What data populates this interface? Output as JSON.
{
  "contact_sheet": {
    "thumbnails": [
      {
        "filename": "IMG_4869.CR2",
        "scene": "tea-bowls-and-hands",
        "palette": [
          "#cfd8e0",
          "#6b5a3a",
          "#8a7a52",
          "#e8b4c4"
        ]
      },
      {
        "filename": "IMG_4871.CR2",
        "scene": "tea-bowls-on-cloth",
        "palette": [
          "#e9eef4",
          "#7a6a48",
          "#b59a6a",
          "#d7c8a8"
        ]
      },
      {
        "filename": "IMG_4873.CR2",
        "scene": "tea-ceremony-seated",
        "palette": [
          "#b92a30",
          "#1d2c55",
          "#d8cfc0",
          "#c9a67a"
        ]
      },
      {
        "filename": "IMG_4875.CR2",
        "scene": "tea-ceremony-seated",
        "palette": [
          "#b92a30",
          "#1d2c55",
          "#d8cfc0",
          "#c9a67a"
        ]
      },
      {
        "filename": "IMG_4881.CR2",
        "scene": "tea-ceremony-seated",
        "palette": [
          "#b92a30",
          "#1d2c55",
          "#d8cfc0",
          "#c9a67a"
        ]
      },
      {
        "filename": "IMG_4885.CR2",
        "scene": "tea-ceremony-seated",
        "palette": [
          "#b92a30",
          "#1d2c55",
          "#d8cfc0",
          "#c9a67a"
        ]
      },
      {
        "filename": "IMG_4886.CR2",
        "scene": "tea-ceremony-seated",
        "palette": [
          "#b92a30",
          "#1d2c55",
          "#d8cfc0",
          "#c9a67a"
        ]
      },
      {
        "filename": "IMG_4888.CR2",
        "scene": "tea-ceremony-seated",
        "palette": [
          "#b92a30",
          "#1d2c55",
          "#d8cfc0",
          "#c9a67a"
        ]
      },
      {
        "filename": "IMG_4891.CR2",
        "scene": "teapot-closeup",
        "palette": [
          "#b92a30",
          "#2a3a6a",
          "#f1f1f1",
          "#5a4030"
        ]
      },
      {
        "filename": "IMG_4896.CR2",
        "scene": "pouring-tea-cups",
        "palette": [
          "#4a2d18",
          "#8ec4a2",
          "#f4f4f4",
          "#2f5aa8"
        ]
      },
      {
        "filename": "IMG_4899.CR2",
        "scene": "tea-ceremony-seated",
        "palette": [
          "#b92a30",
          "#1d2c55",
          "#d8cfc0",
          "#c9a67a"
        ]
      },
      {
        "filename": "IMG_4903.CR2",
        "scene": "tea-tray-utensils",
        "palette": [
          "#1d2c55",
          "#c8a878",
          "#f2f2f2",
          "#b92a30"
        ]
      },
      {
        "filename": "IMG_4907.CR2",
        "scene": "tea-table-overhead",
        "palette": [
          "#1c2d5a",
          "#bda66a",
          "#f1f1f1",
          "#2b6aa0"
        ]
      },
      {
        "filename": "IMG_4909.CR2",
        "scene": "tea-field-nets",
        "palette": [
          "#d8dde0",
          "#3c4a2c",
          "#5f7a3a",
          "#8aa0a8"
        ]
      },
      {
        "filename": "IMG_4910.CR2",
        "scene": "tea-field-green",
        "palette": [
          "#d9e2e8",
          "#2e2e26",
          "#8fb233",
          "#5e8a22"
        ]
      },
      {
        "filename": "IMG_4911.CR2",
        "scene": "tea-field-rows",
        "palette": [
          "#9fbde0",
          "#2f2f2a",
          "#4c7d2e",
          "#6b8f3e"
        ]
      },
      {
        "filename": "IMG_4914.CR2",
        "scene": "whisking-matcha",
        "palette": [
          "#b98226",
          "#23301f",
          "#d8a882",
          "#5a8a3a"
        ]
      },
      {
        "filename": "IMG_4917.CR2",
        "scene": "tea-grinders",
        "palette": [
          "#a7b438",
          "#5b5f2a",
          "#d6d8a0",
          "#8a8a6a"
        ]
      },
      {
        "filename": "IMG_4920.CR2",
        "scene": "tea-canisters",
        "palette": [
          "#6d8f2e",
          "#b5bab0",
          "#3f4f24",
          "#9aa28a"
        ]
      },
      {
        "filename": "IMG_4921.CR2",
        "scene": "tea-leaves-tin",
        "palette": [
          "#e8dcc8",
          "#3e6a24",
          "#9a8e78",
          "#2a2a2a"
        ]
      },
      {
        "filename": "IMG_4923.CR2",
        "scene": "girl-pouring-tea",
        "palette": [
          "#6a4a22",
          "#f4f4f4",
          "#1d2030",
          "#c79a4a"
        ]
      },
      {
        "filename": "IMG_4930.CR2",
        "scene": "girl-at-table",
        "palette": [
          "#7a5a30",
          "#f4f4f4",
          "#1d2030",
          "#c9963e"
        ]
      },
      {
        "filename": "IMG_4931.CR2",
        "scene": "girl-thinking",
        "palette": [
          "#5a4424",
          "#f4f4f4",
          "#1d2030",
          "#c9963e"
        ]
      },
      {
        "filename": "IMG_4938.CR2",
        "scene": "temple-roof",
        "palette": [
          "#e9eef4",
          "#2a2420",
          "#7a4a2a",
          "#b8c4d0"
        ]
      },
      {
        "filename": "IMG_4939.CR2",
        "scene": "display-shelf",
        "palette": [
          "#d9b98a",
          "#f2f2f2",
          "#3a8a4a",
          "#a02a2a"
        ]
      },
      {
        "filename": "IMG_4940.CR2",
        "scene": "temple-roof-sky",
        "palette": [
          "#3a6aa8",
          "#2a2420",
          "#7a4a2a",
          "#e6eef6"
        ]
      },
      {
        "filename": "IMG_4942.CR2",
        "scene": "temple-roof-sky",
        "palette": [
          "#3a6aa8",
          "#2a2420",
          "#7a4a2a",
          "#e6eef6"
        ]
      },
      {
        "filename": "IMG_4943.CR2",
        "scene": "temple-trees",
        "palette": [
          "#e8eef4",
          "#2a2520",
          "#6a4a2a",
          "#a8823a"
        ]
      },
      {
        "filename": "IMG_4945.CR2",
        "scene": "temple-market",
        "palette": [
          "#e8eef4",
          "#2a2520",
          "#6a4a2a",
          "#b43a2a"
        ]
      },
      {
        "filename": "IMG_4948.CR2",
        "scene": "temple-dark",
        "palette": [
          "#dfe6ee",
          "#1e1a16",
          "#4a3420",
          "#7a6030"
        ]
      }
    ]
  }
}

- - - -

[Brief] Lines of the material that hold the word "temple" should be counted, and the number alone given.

[Result for this task] 6